How To Buy Wine For A Holiday Party, According To Experts

Hosting a holiday party can be a stressful endeavor because there are so many details to oversee. In addition to planning the guest list, playlist, and menu, selecting the right wine to serve can be overwhelming. To help you narrow down your choices, Food Republic spoke to two experts with insights for hosting or attending a holiday party.

Cody Pruitt, the founder and beverage director at Libertine, a French bistro in New York City, advises against attempting to find something that "everyone will like." It's a nearly impossible task. Instead, view this as an opportunity to explore wines that deviate from your usual selections, seeking out "something that can provide conversation fodder or ice-breaker moments." If you've enjoyed a particular bottle at a restaurant, Pruitt suggests tracking it down for your party, allowing you to share that memorable experience with your guests, making it more meaningful. 

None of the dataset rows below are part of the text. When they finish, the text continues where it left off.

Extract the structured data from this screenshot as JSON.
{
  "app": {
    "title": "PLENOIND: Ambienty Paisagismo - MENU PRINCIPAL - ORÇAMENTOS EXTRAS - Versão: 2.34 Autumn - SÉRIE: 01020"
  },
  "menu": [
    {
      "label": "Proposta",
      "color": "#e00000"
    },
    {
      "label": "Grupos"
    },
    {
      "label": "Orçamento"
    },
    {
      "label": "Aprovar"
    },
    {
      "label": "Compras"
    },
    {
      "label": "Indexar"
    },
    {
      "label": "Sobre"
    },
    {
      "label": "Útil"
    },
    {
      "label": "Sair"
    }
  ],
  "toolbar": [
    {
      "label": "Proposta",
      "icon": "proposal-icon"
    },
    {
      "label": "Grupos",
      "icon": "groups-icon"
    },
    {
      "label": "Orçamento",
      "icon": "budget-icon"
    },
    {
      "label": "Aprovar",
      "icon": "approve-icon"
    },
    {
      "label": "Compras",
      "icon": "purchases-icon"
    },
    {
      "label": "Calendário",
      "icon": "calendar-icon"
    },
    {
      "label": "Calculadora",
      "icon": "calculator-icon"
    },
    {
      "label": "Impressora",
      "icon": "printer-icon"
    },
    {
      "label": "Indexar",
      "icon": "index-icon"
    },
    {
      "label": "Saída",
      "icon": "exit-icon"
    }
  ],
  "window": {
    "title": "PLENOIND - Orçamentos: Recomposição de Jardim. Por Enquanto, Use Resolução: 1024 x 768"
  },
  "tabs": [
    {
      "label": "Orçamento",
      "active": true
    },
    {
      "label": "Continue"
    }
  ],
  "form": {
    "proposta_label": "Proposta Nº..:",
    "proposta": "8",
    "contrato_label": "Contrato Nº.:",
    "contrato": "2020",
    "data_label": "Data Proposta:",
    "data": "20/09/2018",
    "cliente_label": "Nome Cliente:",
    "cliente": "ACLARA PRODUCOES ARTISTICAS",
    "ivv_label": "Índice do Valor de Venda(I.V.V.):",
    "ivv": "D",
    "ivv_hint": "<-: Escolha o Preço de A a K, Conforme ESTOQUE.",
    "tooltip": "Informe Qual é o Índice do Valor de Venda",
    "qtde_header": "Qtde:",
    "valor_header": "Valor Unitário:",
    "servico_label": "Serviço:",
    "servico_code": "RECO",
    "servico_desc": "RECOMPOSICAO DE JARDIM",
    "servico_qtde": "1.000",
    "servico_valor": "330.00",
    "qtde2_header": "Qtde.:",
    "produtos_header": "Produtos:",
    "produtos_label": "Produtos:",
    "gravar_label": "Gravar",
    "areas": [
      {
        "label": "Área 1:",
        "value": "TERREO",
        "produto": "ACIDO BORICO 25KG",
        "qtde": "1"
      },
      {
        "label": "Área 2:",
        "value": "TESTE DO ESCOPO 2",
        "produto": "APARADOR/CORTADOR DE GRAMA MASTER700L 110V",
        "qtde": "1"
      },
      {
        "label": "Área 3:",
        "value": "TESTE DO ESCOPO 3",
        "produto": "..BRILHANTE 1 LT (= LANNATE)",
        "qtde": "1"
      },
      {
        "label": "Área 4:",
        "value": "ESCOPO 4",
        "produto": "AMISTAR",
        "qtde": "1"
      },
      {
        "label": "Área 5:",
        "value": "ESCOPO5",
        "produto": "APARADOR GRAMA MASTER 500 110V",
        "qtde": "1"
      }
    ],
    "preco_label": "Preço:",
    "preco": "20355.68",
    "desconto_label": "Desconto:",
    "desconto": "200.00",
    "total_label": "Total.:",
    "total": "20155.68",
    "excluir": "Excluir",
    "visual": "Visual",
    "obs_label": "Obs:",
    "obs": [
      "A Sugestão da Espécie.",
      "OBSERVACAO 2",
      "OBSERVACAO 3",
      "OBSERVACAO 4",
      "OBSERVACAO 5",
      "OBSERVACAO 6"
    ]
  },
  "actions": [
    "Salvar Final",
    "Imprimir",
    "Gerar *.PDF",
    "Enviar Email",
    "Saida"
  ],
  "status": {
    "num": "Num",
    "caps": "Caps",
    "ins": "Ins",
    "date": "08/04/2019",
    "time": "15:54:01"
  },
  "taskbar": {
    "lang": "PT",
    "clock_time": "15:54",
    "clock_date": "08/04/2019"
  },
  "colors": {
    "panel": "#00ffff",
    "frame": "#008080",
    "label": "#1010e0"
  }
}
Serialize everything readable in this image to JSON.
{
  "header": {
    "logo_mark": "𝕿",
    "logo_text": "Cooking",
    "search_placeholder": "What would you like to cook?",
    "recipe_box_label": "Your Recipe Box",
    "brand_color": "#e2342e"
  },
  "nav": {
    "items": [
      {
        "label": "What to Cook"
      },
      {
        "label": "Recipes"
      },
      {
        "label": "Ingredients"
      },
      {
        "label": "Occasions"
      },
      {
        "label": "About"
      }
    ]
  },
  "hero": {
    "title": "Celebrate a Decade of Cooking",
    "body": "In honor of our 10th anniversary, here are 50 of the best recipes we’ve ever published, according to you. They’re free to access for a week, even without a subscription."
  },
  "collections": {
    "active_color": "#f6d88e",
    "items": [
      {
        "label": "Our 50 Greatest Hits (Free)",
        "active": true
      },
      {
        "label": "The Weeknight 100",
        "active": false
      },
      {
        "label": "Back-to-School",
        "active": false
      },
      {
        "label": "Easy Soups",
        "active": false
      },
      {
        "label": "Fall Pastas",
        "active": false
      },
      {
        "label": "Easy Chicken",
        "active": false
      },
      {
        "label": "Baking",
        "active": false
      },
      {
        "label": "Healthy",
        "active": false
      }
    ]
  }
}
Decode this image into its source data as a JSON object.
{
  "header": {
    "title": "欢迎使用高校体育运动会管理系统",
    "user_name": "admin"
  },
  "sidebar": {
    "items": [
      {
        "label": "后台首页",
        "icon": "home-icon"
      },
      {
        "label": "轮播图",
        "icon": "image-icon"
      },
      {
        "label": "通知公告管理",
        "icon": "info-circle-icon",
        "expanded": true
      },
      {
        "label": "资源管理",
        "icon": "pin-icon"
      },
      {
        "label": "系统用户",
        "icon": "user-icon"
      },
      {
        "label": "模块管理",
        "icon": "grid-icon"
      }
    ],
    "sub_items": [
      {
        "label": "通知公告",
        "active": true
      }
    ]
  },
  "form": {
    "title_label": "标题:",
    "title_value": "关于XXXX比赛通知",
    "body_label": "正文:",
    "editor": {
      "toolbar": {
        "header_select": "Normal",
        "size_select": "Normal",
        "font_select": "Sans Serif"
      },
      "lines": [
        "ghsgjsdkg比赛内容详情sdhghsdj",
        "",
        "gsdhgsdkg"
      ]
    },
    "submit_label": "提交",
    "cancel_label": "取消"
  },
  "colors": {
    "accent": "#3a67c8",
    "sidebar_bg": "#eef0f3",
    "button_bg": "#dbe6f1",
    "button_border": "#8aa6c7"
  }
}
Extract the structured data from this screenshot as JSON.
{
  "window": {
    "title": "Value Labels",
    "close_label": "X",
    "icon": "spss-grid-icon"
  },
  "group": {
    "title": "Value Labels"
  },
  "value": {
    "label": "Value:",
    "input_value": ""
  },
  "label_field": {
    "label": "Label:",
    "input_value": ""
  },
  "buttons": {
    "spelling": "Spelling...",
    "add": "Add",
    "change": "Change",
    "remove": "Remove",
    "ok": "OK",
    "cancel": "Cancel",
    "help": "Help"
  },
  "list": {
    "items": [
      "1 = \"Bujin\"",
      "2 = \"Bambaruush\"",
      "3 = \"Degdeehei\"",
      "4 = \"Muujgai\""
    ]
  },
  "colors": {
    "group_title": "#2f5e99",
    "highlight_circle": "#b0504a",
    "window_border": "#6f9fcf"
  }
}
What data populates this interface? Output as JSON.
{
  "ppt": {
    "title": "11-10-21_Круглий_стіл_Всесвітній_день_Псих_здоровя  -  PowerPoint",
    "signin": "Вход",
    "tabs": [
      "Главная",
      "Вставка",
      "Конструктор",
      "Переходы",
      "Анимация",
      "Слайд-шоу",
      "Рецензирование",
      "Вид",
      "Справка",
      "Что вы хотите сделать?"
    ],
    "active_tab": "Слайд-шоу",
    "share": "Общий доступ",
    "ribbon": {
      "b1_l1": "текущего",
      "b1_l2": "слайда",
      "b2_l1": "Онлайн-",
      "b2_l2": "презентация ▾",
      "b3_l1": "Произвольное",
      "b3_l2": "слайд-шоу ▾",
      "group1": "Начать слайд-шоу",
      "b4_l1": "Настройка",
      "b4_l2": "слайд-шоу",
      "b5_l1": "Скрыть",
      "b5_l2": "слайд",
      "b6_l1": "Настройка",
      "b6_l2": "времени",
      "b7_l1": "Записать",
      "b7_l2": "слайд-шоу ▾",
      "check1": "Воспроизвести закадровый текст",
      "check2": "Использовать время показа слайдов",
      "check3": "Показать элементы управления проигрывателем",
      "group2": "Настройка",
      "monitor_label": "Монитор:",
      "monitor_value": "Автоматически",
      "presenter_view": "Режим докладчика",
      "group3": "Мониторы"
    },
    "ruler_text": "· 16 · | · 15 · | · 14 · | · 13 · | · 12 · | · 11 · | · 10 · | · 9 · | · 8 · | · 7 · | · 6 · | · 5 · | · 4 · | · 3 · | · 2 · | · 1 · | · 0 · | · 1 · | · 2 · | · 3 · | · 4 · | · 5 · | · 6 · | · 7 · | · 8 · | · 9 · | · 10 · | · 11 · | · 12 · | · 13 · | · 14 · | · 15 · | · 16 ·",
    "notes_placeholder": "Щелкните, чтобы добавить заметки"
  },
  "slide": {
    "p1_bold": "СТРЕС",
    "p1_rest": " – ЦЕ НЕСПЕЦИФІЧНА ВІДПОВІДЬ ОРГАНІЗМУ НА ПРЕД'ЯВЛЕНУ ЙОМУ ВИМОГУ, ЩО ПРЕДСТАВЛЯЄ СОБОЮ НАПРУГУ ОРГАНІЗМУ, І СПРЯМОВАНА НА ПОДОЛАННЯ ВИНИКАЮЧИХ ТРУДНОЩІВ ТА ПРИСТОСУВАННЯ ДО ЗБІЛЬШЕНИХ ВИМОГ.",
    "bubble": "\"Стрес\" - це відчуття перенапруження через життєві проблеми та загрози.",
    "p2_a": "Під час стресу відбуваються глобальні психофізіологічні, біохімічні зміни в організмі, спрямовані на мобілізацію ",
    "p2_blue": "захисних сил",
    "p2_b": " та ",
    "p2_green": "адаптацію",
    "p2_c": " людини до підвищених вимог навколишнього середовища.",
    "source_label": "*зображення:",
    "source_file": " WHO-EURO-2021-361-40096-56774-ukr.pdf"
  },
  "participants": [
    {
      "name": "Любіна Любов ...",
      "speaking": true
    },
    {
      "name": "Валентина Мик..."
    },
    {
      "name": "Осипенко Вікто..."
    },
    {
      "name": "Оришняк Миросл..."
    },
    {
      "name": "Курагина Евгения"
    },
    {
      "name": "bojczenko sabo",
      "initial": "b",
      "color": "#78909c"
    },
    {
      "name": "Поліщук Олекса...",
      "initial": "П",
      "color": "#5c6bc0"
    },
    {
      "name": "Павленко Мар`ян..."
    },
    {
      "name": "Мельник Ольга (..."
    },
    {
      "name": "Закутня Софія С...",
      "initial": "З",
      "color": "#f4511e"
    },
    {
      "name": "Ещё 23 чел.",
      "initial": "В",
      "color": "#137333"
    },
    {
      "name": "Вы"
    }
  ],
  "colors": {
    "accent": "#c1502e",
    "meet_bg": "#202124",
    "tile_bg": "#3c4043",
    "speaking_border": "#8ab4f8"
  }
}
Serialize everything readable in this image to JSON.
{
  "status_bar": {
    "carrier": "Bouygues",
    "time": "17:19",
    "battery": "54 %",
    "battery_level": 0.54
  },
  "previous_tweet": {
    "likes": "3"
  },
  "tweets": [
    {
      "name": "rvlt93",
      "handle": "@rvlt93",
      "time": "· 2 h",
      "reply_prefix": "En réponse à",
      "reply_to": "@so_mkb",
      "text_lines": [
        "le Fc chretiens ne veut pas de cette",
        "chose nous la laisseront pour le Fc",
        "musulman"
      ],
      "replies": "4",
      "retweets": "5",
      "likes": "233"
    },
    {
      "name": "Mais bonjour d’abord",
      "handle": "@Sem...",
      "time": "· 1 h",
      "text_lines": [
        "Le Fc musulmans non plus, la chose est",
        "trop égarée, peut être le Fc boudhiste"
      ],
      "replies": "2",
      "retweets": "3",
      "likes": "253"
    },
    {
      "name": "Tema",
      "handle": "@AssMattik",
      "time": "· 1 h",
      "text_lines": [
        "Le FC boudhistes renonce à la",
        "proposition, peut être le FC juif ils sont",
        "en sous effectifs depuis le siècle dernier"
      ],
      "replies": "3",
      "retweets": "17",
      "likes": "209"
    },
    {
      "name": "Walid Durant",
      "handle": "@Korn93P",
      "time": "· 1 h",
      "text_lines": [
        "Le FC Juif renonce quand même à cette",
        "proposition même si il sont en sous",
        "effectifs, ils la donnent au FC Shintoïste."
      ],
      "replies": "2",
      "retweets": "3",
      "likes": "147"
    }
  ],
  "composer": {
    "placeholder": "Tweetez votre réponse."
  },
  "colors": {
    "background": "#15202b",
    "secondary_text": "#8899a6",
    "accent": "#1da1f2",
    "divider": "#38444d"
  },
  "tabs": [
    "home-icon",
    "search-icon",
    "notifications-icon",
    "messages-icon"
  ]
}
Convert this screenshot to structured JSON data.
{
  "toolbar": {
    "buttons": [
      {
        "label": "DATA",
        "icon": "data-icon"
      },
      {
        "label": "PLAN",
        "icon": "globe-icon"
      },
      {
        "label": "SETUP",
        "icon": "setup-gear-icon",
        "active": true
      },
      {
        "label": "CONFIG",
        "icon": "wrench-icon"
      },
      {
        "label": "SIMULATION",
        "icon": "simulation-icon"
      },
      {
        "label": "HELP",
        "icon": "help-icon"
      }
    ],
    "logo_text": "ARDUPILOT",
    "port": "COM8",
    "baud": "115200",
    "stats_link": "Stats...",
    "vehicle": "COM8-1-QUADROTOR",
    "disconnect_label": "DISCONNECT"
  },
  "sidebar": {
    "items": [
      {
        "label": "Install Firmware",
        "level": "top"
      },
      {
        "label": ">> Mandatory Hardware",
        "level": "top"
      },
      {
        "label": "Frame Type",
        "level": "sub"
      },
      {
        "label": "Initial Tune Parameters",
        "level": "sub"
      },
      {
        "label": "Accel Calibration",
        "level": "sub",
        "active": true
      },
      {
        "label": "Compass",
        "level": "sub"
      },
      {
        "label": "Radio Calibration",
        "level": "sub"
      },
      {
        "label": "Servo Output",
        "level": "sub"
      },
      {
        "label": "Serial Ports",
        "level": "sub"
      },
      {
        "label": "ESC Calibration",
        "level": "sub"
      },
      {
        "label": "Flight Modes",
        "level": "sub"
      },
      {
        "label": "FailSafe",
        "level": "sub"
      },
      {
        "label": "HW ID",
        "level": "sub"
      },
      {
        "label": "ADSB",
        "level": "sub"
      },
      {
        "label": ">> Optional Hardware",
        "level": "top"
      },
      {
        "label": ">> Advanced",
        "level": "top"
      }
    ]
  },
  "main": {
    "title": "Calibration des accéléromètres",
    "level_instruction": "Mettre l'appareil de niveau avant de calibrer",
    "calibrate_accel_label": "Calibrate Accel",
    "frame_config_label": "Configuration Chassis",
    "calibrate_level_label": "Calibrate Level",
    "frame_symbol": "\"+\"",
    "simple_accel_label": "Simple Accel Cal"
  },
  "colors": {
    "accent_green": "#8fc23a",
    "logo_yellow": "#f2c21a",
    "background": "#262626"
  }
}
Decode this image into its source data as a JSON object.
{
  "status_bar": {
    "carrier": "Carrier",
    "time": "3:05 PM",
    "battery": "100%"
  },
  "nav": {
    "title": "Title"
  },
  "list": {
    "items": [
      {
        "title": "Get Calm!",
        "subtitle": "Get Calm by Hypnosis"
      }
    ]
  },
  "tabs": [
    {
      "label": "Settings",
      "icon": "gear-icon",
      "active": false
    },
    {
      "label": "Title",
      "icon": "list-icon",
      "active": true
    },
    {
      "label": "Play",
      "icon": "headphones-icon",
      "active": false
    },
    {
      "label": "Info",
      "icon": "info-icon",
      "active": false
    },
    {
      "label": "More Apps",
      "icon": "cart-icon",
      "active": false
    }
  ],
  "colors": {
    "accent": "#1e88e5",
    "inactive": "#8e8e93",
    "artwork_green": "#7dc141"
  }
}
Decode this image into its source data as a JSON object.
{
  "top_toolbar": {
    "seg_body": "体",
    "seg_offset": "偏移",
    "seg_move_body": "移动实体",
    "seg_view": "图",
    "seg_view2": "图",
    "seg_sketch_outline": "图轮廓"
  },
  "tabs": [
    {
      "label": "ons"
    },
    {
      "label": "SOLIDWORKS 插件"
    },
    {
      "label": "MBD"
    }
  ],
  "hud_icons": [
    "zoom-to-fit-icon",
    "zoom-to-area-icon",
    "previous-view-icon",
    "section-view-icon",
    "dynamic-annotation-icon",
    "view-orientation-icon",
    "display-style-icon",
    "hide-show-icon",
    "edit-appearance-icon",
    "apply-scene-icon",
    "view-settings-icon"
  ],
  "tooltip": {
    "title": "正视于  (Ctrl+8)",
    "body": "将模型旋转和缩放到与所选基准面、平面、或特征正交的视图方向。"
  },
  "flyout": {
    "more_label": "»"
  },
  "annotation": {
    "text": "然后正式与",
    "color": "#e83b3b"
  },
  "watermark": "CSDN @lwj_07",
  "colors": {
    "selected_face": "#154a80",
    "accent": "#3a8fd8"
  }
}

Wondering how many bottles you'll need? It's not an exact science, but a standard 750 milliliter wine bottle contains five servings. In practice, however, it's more like four servings. Assuming that guests will enjoy a glass before and after dinner, as well as two glasses during the meal, you'll need one bottle of wine per guest. If your guests tend to be more enthusiastic wine drinkers or you're also serving other cocktails, you can employ this formula: Multiply the number of guests by the projected number of glasses each guest will consume, and then divide that total by four. See, easy math.

Choosing the perfect wine to bring as a gift

When selecting a thoughtful bottle of wine to bring as a hostess gift, you want to ensure your choice stands out among the typical offerings from other guests. According to Jerome Noel — the general manager of taste56, a new wine store and interactive tasting room located in DUMBO, Brooklyn, New York — the best choice isn't necessarily the most expensive one.

For example, if the host "mentioned a certain producer or style of wine they loved, or recently visited a wine region, a related gift is always welcome," Noel suggests. Similarly, if you've shared a memorable bottle at a restaurant, making an effort to find that vintage can be a meaningful gesture.

When you don't know the hosts well, you can't go wrong with sparkling wine. "Not only do many people consider them celebratory, but sparkling wines are incredibly versatile with food, and pair very well with a variety of cuisines," Noel says. If Champagne is beyond your budget, he recommends considering a French sparkling wine like Cremant de Bourgogne or a Spanish Cava.

Don't fret over whether the bottle has a cork or a twist-off cap. Many high-end wine producers now use user-friendly screw caps. The key is to make the selection meaningful.